Rick Perry has not proposed specific unilateral steps, but when asked in an interview with ABC's Christiane Amanpour whether he would support a preemptive strike on Iran's nuclear facilities, he said: "We find ourselves with two really bad positions. We're either going to allow this madman to have become in control of a nuclear device, or we are going to have a … military strike to keep that from occurring." He has endorsed a joint U.S.-Israel preemptive strike: "I've said we will support Israel in every way that we can, whether it's diplomatic, whether it's economic sanctions, whether it's overt or covert operations up to and including military action." Perry has also indicated that during the civilian protests in Iran in 2009, the Obama administration should have been "actively involved in taking that oppressive regime out of control of Iran."
Newt Gingrich explicitly advocates regime change by whatever means necessary. In the short term, he has called for increased sanctions and covert operations to "break the Iranian regime" within a year by "cutting off the gasoline supply to Iran and then, frankly, sabotaging the only refinery they have." However, he also has said he would support military force as a last resort: "Unless they disarm their entire system, we are going to replace their regime."
Jon Huntsman Jr., often portrayed as a sober foreign policy hand, is as hard-line on Iran as any of the candidates.
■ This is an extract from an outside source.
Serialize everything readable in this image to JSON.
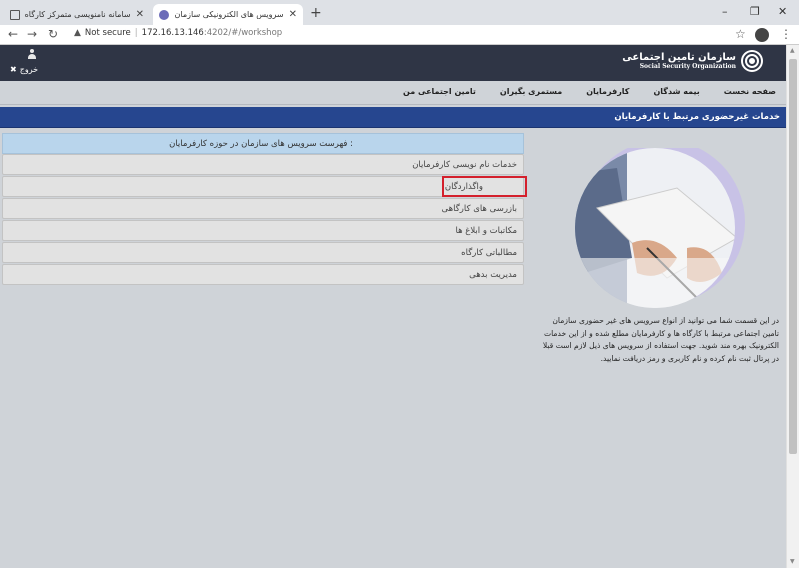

When asked if he would deploy U.S. troops to stop a nuclear weapon, the former governor replied: "I can't live with the implications of not doing it.... You got to have all options on the table. You got to be prepared to use all elements of national power."
The strategies put forth by the candidates all rest on the assumption that U.S. military action could eliminate Iran's nuclear program. For military force to be effective, however, there are three core requirements the candidates have not addressed.
First, does the U.S. intelligence community know where every weapons-related nuclear facility is located? As demonstrated by the revelation of a potential hidden uranium enrichment facility near the city of Qom in 2009, it is impossible to know whether Iran is concealing other nuclear facilities.
Second, can airstrikes alone eliminate all nuclear facilities? Even Gingrich acknowledged: "The idea that you're going to wage a bombing campaign that accurately takes out all the Iranian nuclear program … is a fantasy."
Last, but certainly not least, have senior leaders in Iran decided to pursue nuclear weapons? Last February, Director of National Intelligence James Clapper admitted: "We do not know … if Iran will eventually decide to build nuclear weapons."
Initiating a preemptive military strike against Iran to eliminate its suspected nuclear weapons capability would be an enormously significant — and potentially disastrous — foreign policy decision. As the Republican presidential campaign continues, the media and prospective voters must challenge the candidates for greater explanation on this application of military force. In Iraq, the U.S. discovered the enormous costs and consequences of trying to disarm a country through regime change. It is crucial, therefore, that we demand that those running for president clearly articulate a realistic strategy for preventing an Iranian bomb before placing "all options on the table."
Micah Zenko is a fellow and Emma Welch is a research associate with the Center for Preventive Action at the Council on Foreign Relations.